This was an unusual sight that was captured and which when later investigated, Australian players were found guilty. It shook the whole cricket world as the scandal gets on top of social media.
Both Smith and Bancroft admitted for the action and apologized to the press conference.
Also, Captain Smith and Vice-Captain Warner stood down from the duty for the rest of the match and wicketkeeper Tim Paine took over as interim captain for the rest of the Test match.
Smith was sanctioned with a one-match ban by ICC, but the decision was taken by the Australian Cricket Board even shook the world even more. They imposed the ban over a year to the Skipper along with his deputy and youngster Bancroft with 9 months ban.
Smith arrived in Sydney on 29 March. In a press conference at Sydney Airport, a tearful Smith started by saying that he had nothing to add to Cricket Australia’s report.
He said that as captain of the Australian cricket team, he took full responsibility (even though he did not devise the plan to change the condition of the ball or actually perform the act) and that he had made a serious error in judgment.
“It was a failure of leadership, my leadership.” As well as apologizing to his teammates, to fans of cricket all over the world and to all Australians who are disappointed and angry”, he specifically referred to the effect that the incident had on his parents.
He added, “I know I will regret this for the rest of my life. I’m absolutely gutted. I hope in time I can earn back respect and forgiveness.
Having endured a tough one-year ban, Smith returned to competitive cricket in March 2019 through IPL. Despite seeming a bit shaky, his class was evident and it wasn’t surprising when he walked straight back into Australia’s World Cup 2019 squad. After missing the 2018–19 season, Smith signed the national for season 2019–20.
Smith returned to international cricket against Afghanistan in the opening match of the World Cup 2019 and scored 18 runs from 27 balls. He scored 379 runs at an average of 37.90, including four fifties in the 2019 ICC World Cup.
In July 2019, he was named in Australia’s squad for the 2019 Ashes series in England. In the first Test at Edgbaston, Smith scored centuries in both innings. In the first innings of the second Test, his innings was interrupted on 80, when he was hit by a 148.7 km/h ball on the left side of his neck, under the ear from Jofra Archer.

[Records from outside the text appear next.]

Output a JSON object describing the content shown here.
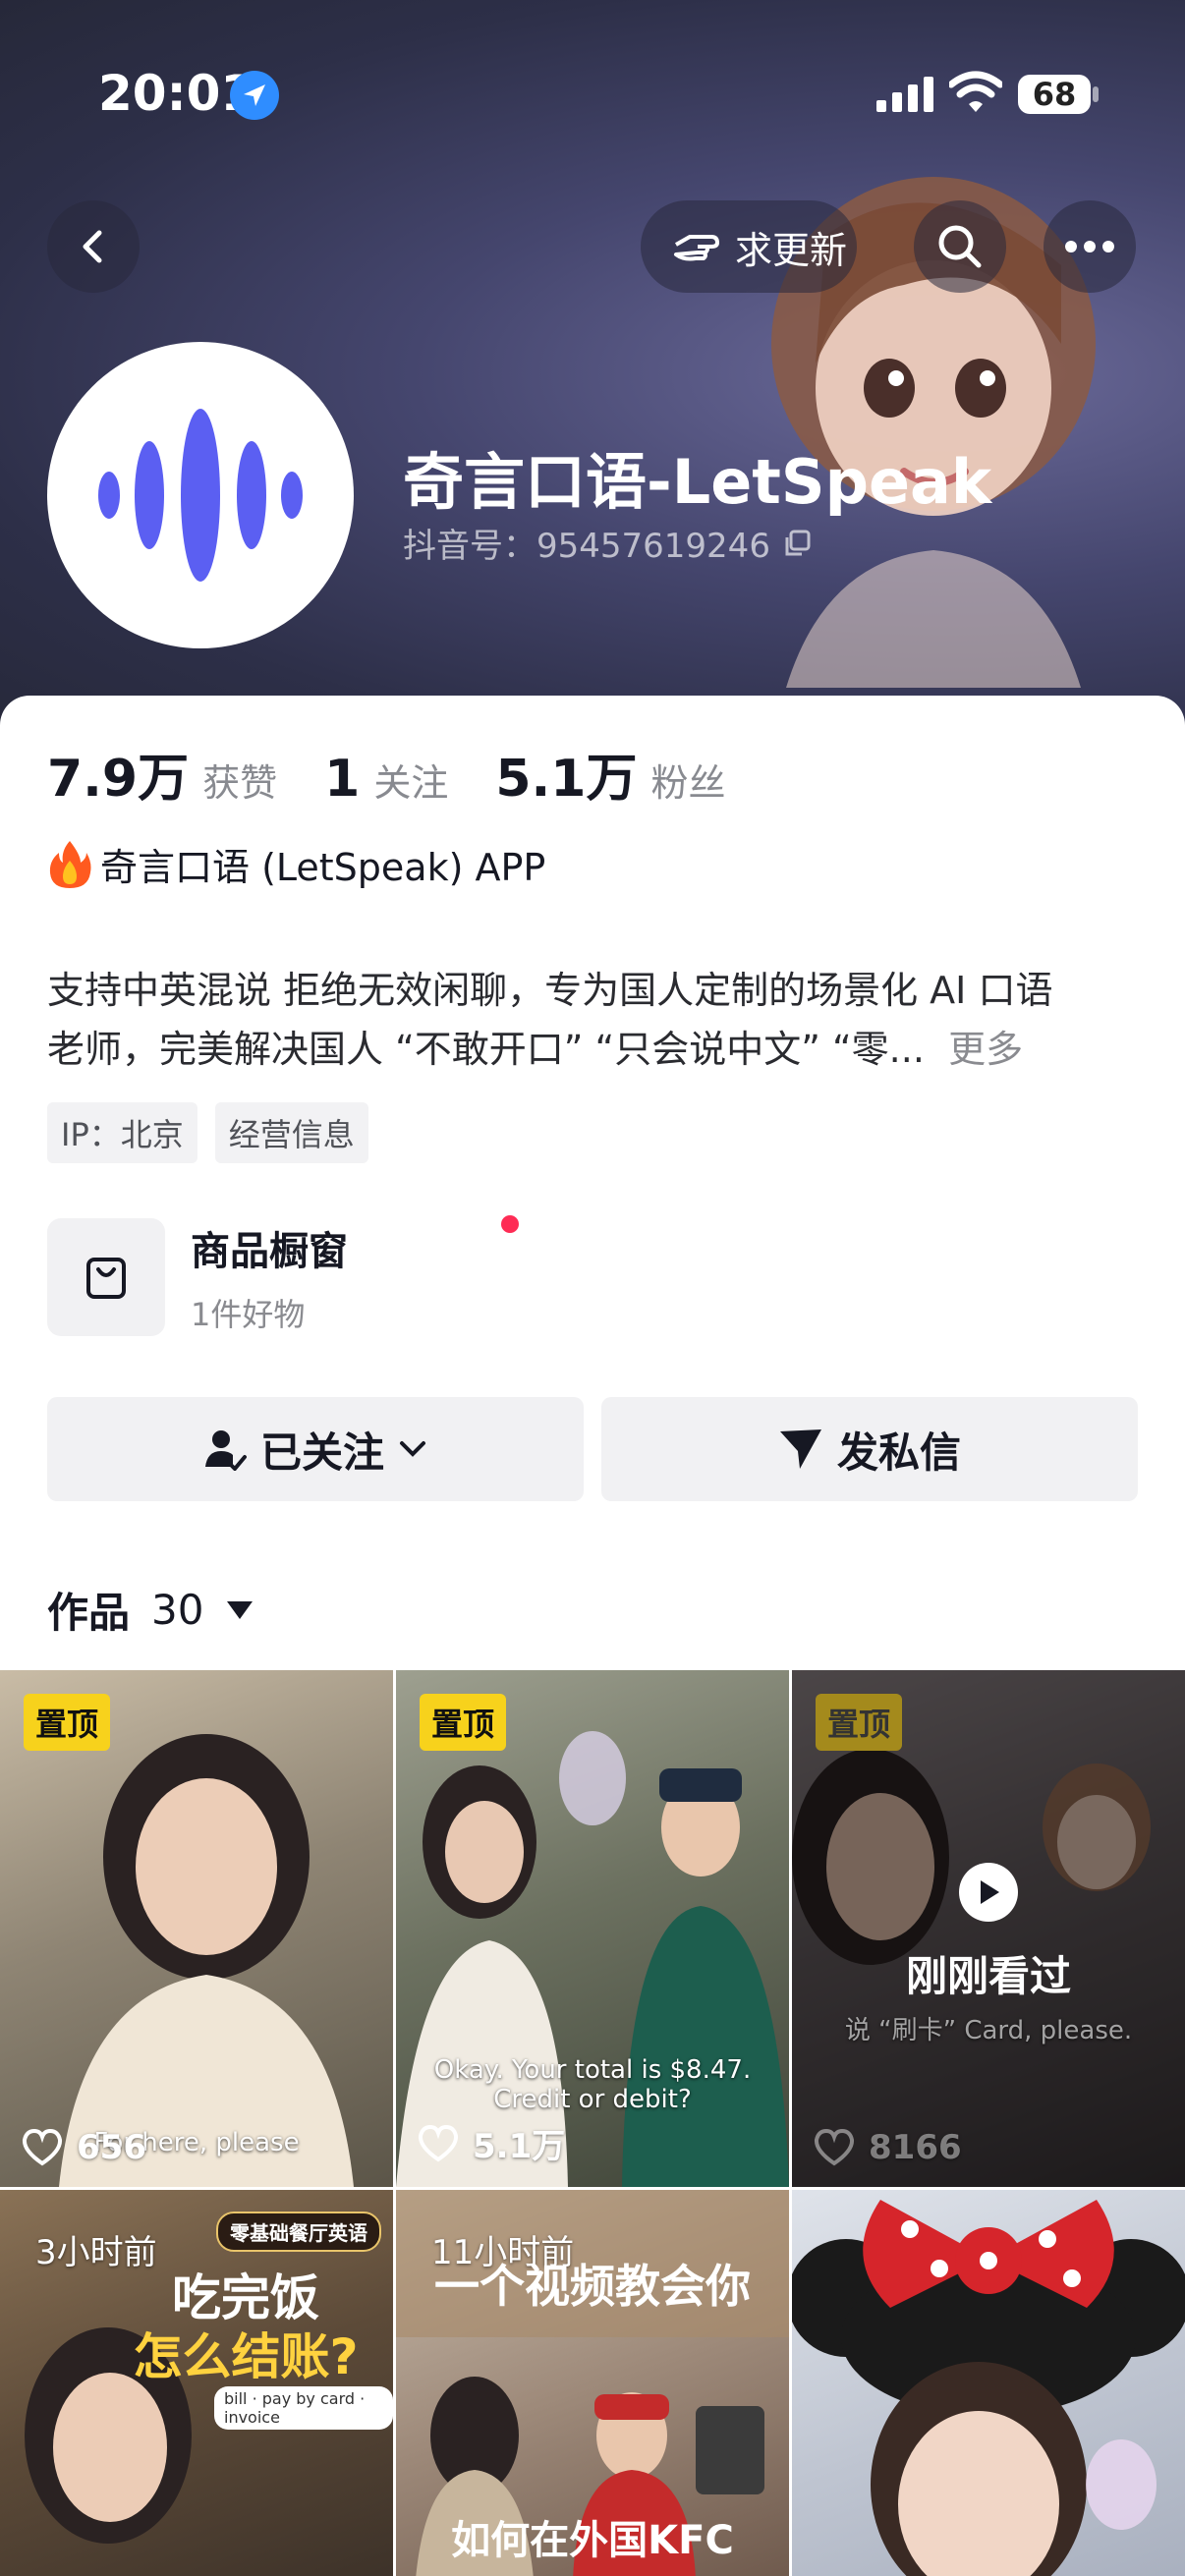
{
  "status": {
    "time": "20:01",
    "battery": "68"
  },
  "nav": {
    "update_label": "求更新"
  },
  "profile": {
    "name": "奇言口语-LetSpeak",
    "douyin_id": "抖音号：95457619246"
  },
  "stats": [
    {
      "num": "7.9万",
      "label": "获赞"
    },
    {
      "num": "1",
      "label": "关注"
    },
    {
      "num": "5.1万",
      "label": "粉丝"
    }
  ],
  "promo": "奇言口语 (LetSpeak) APP",
  "bio": {
    "line1": "支持中英混说 拒绝无效闲聊，专为国人定制的场景化 AI 口语",
    "line2": "老师，完美解决国人 “不敢开口” “只会说中文” “零...",
    "more": "更多"
  },
  "tags": [
    "IP：北京",
    "经营信息"
  ],
  "shop": {
    "title": "商品橱窗",
    "sub": "1件好物"
  },
  "actions": {
    "follow": "已关注",
    "message": "发私信"
  },
  "works": {
    "label": "作品",
    "count": "30"
  },
  "videos": [
    {
      "pin": "置顶",
      "likes": "656",
      "subtitle": "For here, please",
      "colors": [
        "#b9aa94",
        "#6d6a5e"
      ]
    },
    {
      "pin": "置顶",
      "likes": "5.1万",
      "subtitle": "Okay. Your total is $8.47. Credit or debit?",
      "colors": [
        "#8b8d7f",
        "#4a4f45"
      ]
    },
    {
      "pin": "置顶",
      "likes": "8166",
      "watched": "刚刚看过",
      "subtitle": "说 “刷卡” Card, please.",
      "colors": [
        "#6d6466",
        "#3e3a3c"
      ]
    },
    {
      "time": "3小时前",
      "badge": "零基础餐厅英语",
      "title_a": "吃完饭",
      "title_b": "怎么结账?",
      "caption": "bill · pay by card · invoice",
      "colors": [
        "#8a7256",
        "#3d3229"
      ]
    },
    {
      "time": "11小时前",
      "title_top": "一个视频教会你",
      "title_bottom": "如何在外国KFC",
      "colors": [
        "#b3a89a",
        "#6f5a4d"
      ]
    },
    {
      "colors": [
        "#cfd3dc",
        "#a9b0bf"
      ]
    }
  ]
}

He later returned to complete his innings after passing the concussion tests and was out for 92. Smith reclaimed the number one position in the Test batting ranking on 3 September 2019.
In the first innings of the fourth Test at Old Trafford Smith scored his third double-century in Test matches and third century in the series and became the first batsman to score 500 or more runs in three successive Ashes series.
Smith registered his tenth consecutive Ashes fifty-plus score in the first innings of the fifth Test. He finished the series with 774 runs in just 7 innings with an average of 110.57, by far the most on either side, winning the man of the series award in Ashes 2019.
He stood against all the odds in the whole series and with delight became the sole difference between the two sides in the whole series which drew level on 2-2 and the Australians retain the urn.
Returning to international cricket in that fashion especially after a year ban, was remarkable for him, his fans, and to the Australian cricket board, since Australia topped the test ranking, courtesy of the urn retained by Australia in England.
Once Vince Lombardi quoted, “It’s not when you get knocked down; it’s whether you get up.” This statement exactly fits the kind of return he has shown in international cricket after being let down by the board, fans, and public.
I wish his form in all formats remains the same and his resurgence could be heard through the years. A star was born who got strangled in between, witnessed the ups and downs of the career, and has again come back with immense strength and intent to rule the red-ball cricket, especially.
Not everyone gets that opportunity to express themselves through their ability and not everyone can be born and reborn again in Cricket. But, he’s a master class: truly a legend.